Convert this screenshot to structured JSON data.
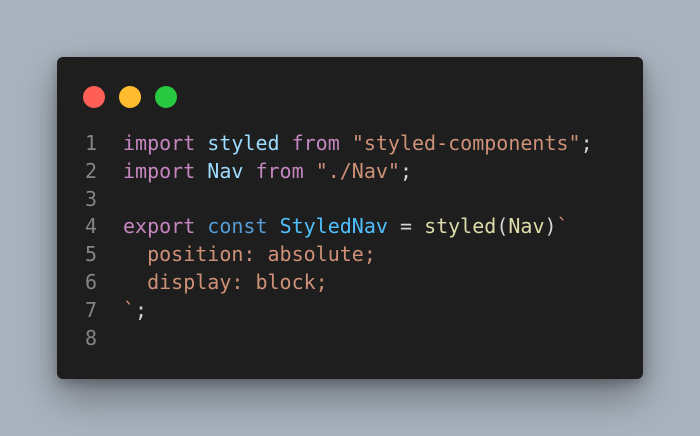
{
  "colors": {
    "background": "#a9b3be",
    "window": "#1e1e1e",
    "close": "#ff5f57",
    "minimize": "#febc2e",
    "maximize": "#28c840"
  },
  "window_controls": [
    {
      "name": "close-dot",
      "color": "#ff5f57"
    },
    {
      "name": "minimize-dot",
      "color": "#febc2e"
    },
    {
      "name": "maximize-dot",
      "color": "#28c840"
    }
  ],
  "code": {
    "lines": [
      {
        "number": "1",
        "tokens": [
          {
            "text": "import",
            "type": "keyword"
          },
          {
            "text": " ",
            "type": "punct"
          },
          {
            "text": "styled",
            "type": "ident"
          },
          {
            "text": " ",
            "type": "punct"
          },
          {
            "text": "from",
            "type": "keyword"
          },
          {
            "text": " ",
            "type": "punct"
          },
          {
            "text": "\"styled-components\"",
            "type": "string"
          },
          {
            "text": ";",
            "type": "punct"
          }
        ]
      },
      {
        "number": "2",
        "tokens": [
          {
            "text": "import",
            "type": "keyword"
          },
          {
            "text": " ",
            "type": "punct"
          },
          {
            "text": "Nav",
            "type": "ident"
          },
          {
            "text": " ",
            "type": "punct"
          },
          {
            "text": "from",
            "type": "keyword"
          },
          {
            "text": " ",
            "type": "punct"
          },
          {
            "text": "\"./Nav\"",
            "type": "string"
          },
          {
            "text": ";",
            "type": "punct"
          }
        ]
      },
      {
        "number": "3",
        "tokens": []
      },
      {
        "number": "4",
        "tokens": [
          {
            "text": "export",
            "type": "keyword"
          },
          {
            "text": " ",
            "type": "punct"
          },
          {
            "text": "const",
            "type": "storage"
          },
          {
            "text": " ",
            "type": "punct"
          },
          {
            "text": "StyledNav",
            "type": "class"
          },
          {
            "text": " = ",
            "type": "punct"
          },
          {
            "text": "styled",
            "type": "func"
          },
          {
            "text": "(",
            "type": "punct"
          },
          {
            "text": "Nav",
            "type": "func"
          },
          {
            "text": ")",
            "type": "punct"
          },
          {
            "text": "`",
            "type": "tick"
          }
        ]
      },
      {
        "number": "5",
        "tokens": [
          {
            "text": "  position: absolute;",
            "type": "prop"
          }
        ]
      },
      {
        "number": "6",
        "tokens": [
          {
            "text": "  display: block;",
            "type": "prop"
          }
        ]
      },
      {
        "number": "7",
        "tokens": [
          {
            "text": "`",
            "type": "tick"
          },
          {
            "text": ";",
            "type": "punct"
          }
        ]
      },
      {
        "number": "8",
        "tokens": []
      }
    ]
  }
}
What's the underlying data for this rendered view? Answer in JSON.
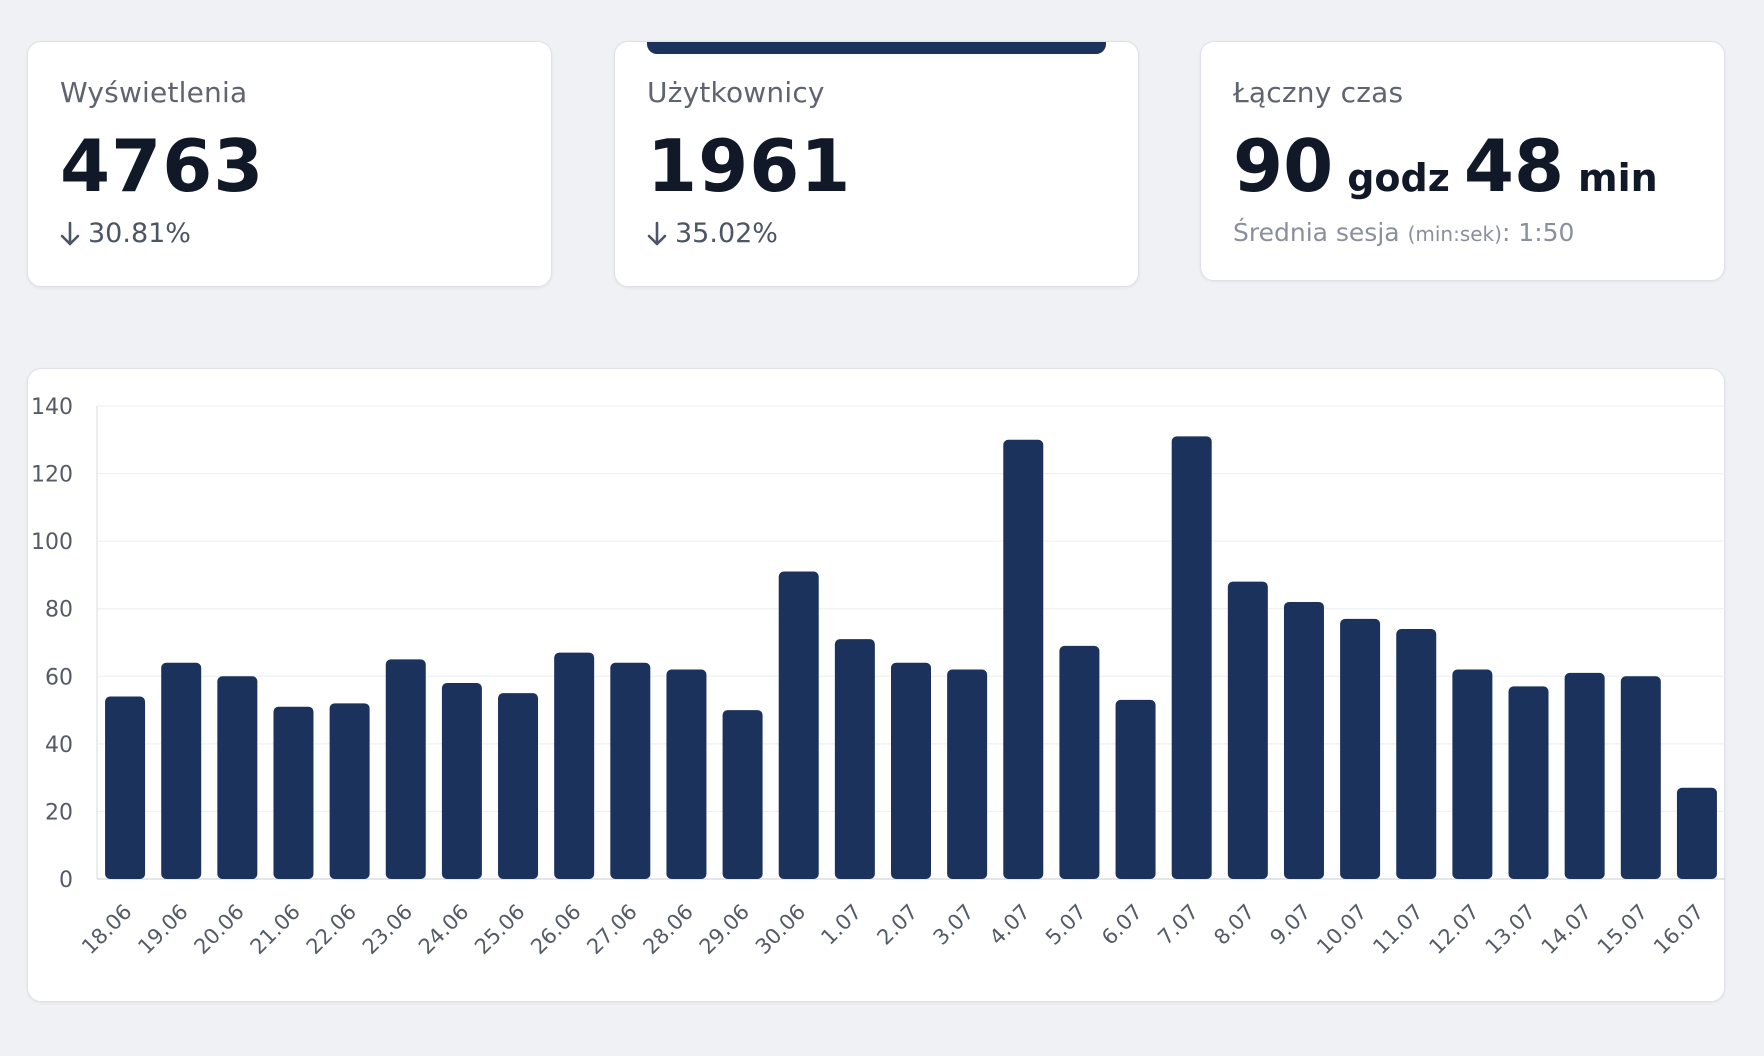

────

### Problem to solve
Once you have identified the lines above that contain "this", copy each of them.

### Worked solution
Convert this screenshot to structured JSON data.
What's the underlying data for this rendered view? Answer in JSON.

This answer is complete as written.